## Element data from apps and pages:
-.-.-

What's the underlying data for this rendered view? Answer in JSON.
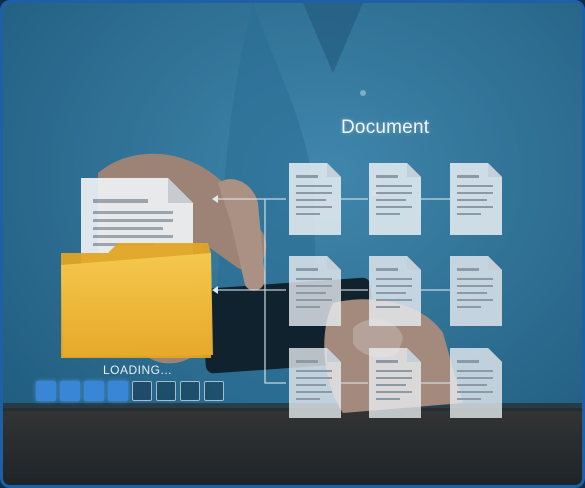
{
  "scene": {
    "title": "Document",
    "loading_text": "LOADING...",
    "progress": {
      "segments_total": 8,
      "segments_filled": 4
    },
    "icons": [
      "folder-icon",
      "document-icon"
    ]
  }
}
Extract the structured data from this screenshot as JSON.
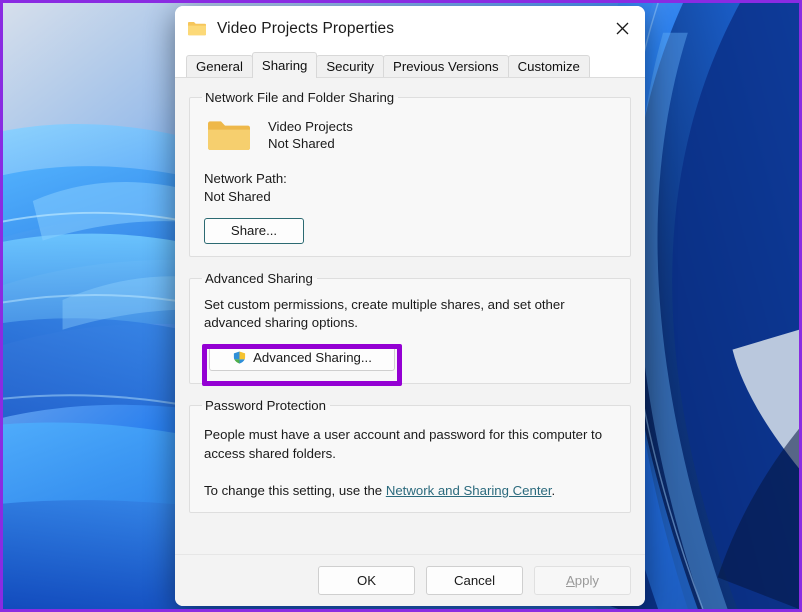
{
  "window": {
    "title": "Video Projects Properties",
    "icon": "folder-icon",
    "close_label": "close-icon"
  },
  "tabs": [
    {
      "label": "General",
      "active": false
    },
    {
      "label": "Sharing",
      "active": true
    },
    {
      "label": "Security",
      "active": false
    },
    {
      "label": "Previous Versions",
      "active": false
    },
    {
      "label": "Customize",
      "active": false
    }
  ],
  "network_sharing": {
    "legend": "Network File and Folder Sharing",
    "folder_name": "Video Projects",
    "folder_status": "Not Shared",
    "network_path_label": "Network Path:",
    "network_path_value": "Not Shared",
    "share_button": "Share..."
  },
  "advanced_sharing": {
    "legend": "Advanced Sharing",
    "description": "Set custom permissions, create multiple shares, and set other advanced sharing options.",
    "button_label": "Advanced Sharing...",
    "button_icon": "uac-shield-icon",
    "highlight_color": "#9400d3"
  },
  "password_protection": {
    "legend": "Password Protection",
    "paragraph_1": "People must have a user account and password for this computer to access shared folders.",
    "paragraph_2_prefix": "To change this setting, use the ",
    "link_text": "Network and Sharing Center",
    "paragraph_2_suffix": ".",
    "link_color": "#2b6a7d"
  },
  "footer": {
    "ok": "OK",
    "cancel": "Cancel",
    "apply_prefix": "A",
    "apply_rest": "pply",
    "apply_disabled": true
  },
  "annotation": {
    "frame_color": "#8a2be2"
  }
}
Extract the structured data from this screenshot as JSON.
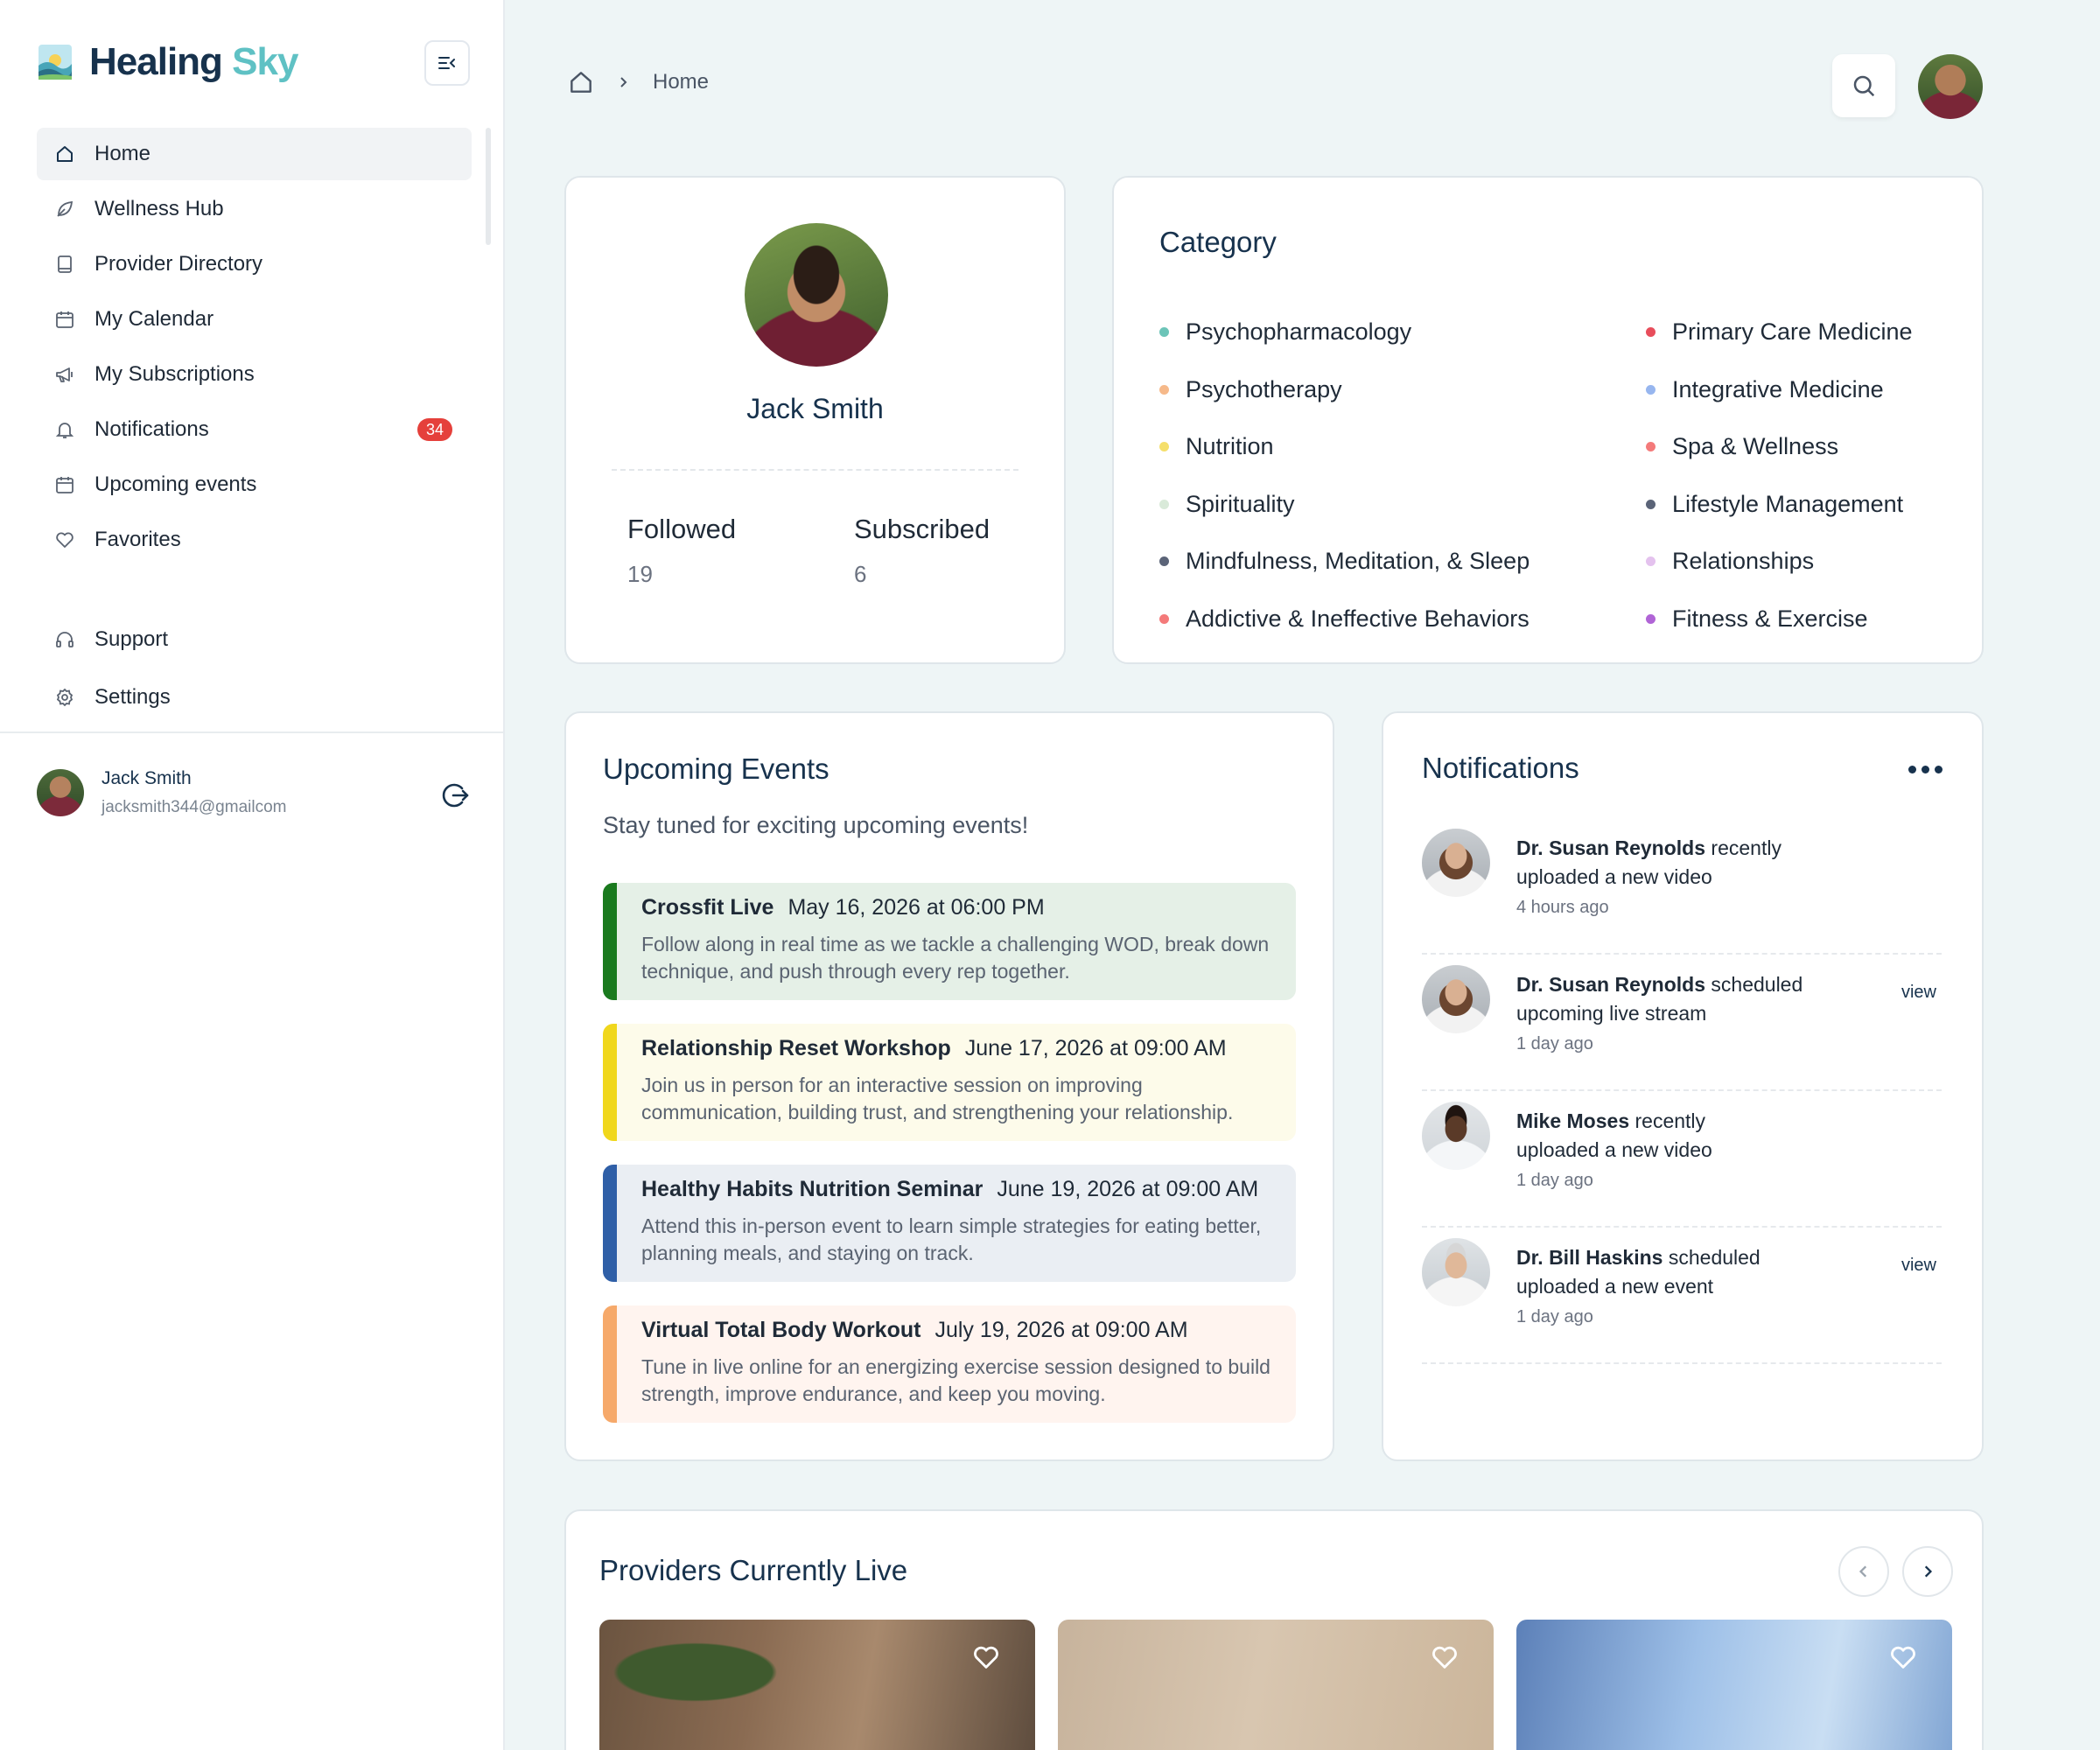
{
  "brand": {
    "name_part1": "Healing",
    "name_part2": "Sky"
  },
  "sidebar": {
    "items": [
      {
        "label": "Home",
        "icon": "home-icon",
        "active": true
      },
      {
        "label": "Wellness Hub",
        "icon": "leaf-icon"
      },
      {
        "label": "Provider Directory",
        "icon": "book-icon"
      },
      {
        "label": "My Calendar",
        "icon": "calendar-icon"
      },
      {
        "label": "My Subscriptions",
        "icon": "megaphone-icon"
      },
      {
        "label": "Notifications",
        "icon": "bell-icon",
        "badge": "34"
      },
      {
        "label": "Upcoming events",
        "icon": "calendar-icon"
      },
      {
        "label": "Favorites",
        "icon": "heart-icon"
      }
    ],
    "bottom_items": [
      {
        "label": "Support",
        "icon": "headphones-icon"
      },
      {
        "label": "Settings",
        "icon": "gear-icon"
      }
    ],
    "user": {
      "name": "Jack Smith",
      "email": "jacksmith344@gmailcom"
    }
  },
  "breadcrumb": {
    "current": "Home"
  },
  "profile": {
    "name": "Jack Smith",
    "stats": [
      {
        "label": "Followed",
        "value": "19"
      },
      {
        "label": "Subscribed",
        "value": "6"
      }
    ]
  },
  "category": {
    "title": "Category",
    "left": [
      {
        "label": "Psychopharmacology",
        "color": "#6cc4b8"
      },
      {
        "label": "Psychotherapy",
        "color": "#f6b98a"
      },
      {
        "label": "Nutrition",
        "color": "#f5df6b"
      },
      {
        "label": "Spirituality",
        "color": "#d9ead9"
      },
      {
        "label": "Mindfulness, Meditation, & Sleep",
        "color": "#5b6478"
      },
      {
        "label": "Addictive & Ineffective Behaviors",
        "color": "#f47a7a"
      }
    ],
    "right": [
      {
        "label": "Primary Care Medicine",
        "color": "#e84d5b"
      },
      {
        "label": "Integrative Medicine",
        "color": "#97b6ef"
      },
      {
        "label": "Spa & Wellness",
        "color": "#f47a7a"
      },
      {
        "label": "Lifestyle Management",
        "color": "#5b6478"
      },
      {
        "label": "Relationships",
        "color": "#e4c2ee"
      },
      {
        "label": "Fitness & Exercise",
        "color": "#b064d6"
      }
    ]
  },
  "events": {
    "title": "Upcoming Events",
    "subtitle": "Stay tuned for exciting upcoming events!",
    "items": [
      {
        "title": "Crossfit Live",
        "date": "May 16, 2026 at 06:00 PM",
        "desc": "Follow along in real time as we tackle a challenging WOD, break down technique, and push through every rep together.",
        "bar": "#1a7a1e",
        "bg": "#e5f0e7"
      },
      {
        "title": "Relationship Reset Workshop",
        "date": "June 17, 2026 at 09:00 AM",
        "desc": "Join us in person for an interactive session on improving communication, building trust, and strengthening your relationship.",
        "bar": "#f0d71c",
        "bg": "#fdfbea"
      },
      {
        "title": "Healthy Habits Nutrition Seminar",
        "date": "June 19, 2026 at 09:00 AM",
        "desc": "Attend this in-person event to learn simple strategies for eating better, planning meals, and staying on track.",
        "bar": "#2f5fa7",
        "bg": "#eaeef3"
      },
      {
        "title": "Virtual Total Body Workout",
        "date": "July 19, 2026 at 09:00 AM",
        "desc": "Tune in live online for an energizing exercise session designed to build strength, improve endurance, and keep you moving.",
        "bar": "#f6a96a",
        "bg": "#fff4ef"
      }
    ]
  },
  "notifications": {
    "title": "Notifications",
    "items": [
      {
        "name": "Dr. Susan Reynolds",
        "text_a": " recently",
        "text_b": "uploaded a new video",
        "time": "4 hours ago",
        "view": ""
      },
      {
        "name": "Dr. Susan Reynolds",
        "text_a": " scheduled",
        "text_b": "upcoming live stream",
        "time": "1 day ago",
        "view": "view"
      },
      {
        "name": "Mike Moses",
        "text_a": " recently",
        "text_b": "uploaded a new video",
        "time": "1 day ago",
        "view": ""
      },
      {
        "name": "Dr. Bill Haskins",
        "text_a": " scheduled",
        "text_b": "uploaded a new event",
        "time": "1 day ago",
        "view": "view"
      }
    ]
  },
  "providers": {
    "title": "Providers Currently Live"
  }
}
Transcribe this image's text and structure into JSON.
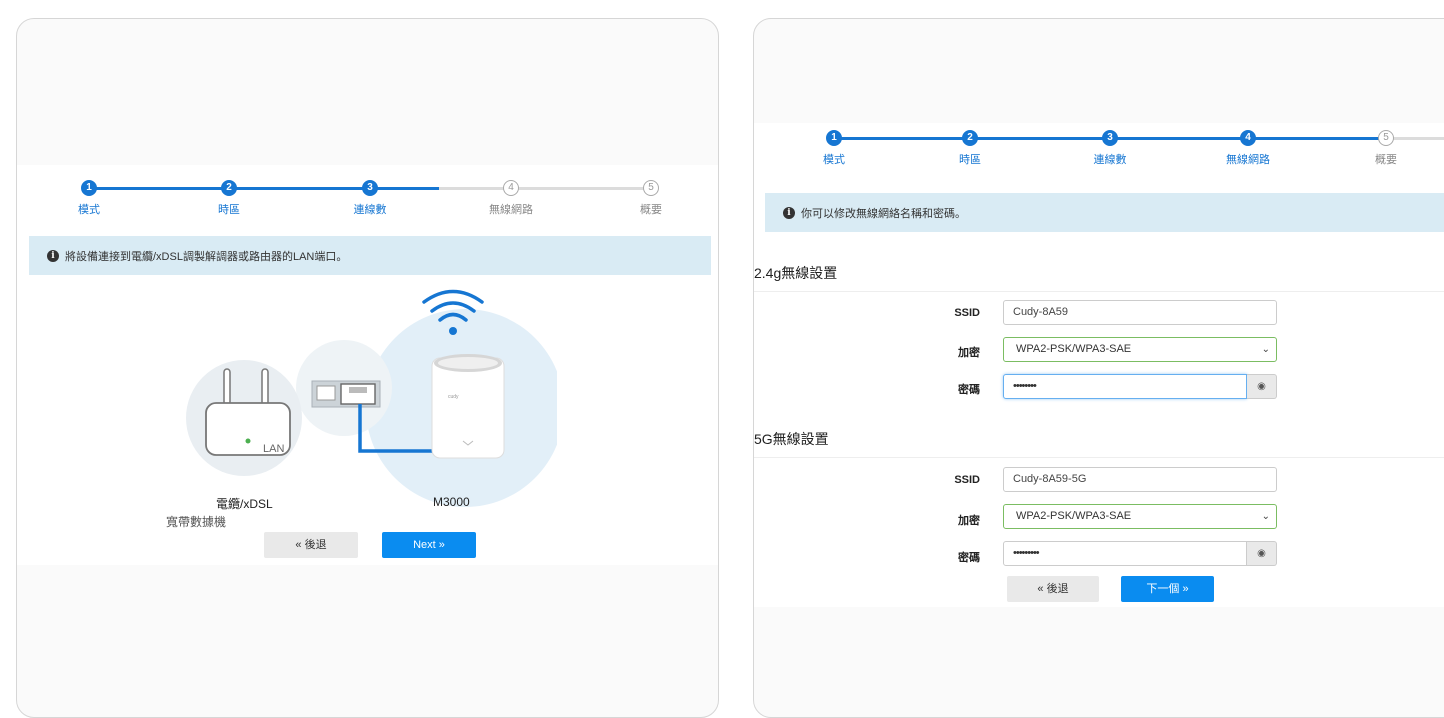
{
  "left": {
    "steps": [
      {
        "num": "1",
        "label": "模式",
        "done": true
      },
      {
        "num": "2",
        "label": "時區",
        "done": true
      },
      {
        "num": "3",
        "label": "連線數",
        "done": true
      },
      {
        "num": "4",
        "label": "無線網路",
        "done": false
      },
      {
        "num": "5",
        "label": "概要",
        "done": false
      }
    ],
    "info": "將設備連接到電纜/xDSL調製解調器或路由器的LAN端口。",
    "diagram": {
      "lan_label": "LAN",
      "modem_label_1": "電纜/xDSL",
      "modem_label_2": "寬帶數據機",
      "device_label": "M3000",
      "device_brand": "cudy"
    },
    "back_label": "« 後退",
    "next_label": "Next »"
  },
  "right": {
    "steps": [
      {
        "num": "1",
        "label": "模式",
        "done": true
      },
      {
        "num": "2",
        "label": "時區",
        "done": true
      },
      {
        "num": "3",
        "label": "連線數",
        "done": true
      },
      {
        "num": "4",
        "label": "無線網路",
        "done": true
      },
      {
        "num": "5",
        "label": "概要",
        "done": false
      }
    ],
    "info": "你可以修改無線網絡名稱和密碼。",
    "wifi24": {
      "title": "2.4g無線設置",
      "ssid_label": "SSID",
      "ssid_value": "Cudy-8A59",
      "enc_label": "加密",
      "enc_value": "WPA2-PSK/WPA3-SAE",
      "pw_label": "密碼",
      "pw_value": "••••••••"
    },
    "wifi5": {
      "title": "5G無線設置",
      "ssid_label": "SSID",
      "ssid_value": "Cudy-8A59-5G",
      "enc_label": "加密",
      "enc_value": "WPA2-PSK/WPA3-SAE",
      "pw_label": "密碼",
      "pw_value": "•••••••••"
    },
    "back_label": "« 後退",
    "next_label": "下一個 »"
  },
  "colors": {
    "accent": "#1676d2",
    "button_primary": "#0a8cf0",
    "info_bg": "#d9ebf4"
  },
  "icons": {
    "info": "info-circle-icon",
    "eye": "eye-icon",
    "wifi": "wifi-icon",
    "chevron": "chevron-down-icon"
  }
}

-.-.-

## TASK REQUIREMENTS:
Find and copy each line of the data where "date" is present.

## ANSWER BOX:
        "date": "May 16, 2026 at 06:00 PM",
        "date": "June 17, 2026 at 09:00 AM",
        "date": "June 19, 2026 at 09:00 AM",
        "date": "July 19, 2026 at 09:00 AM",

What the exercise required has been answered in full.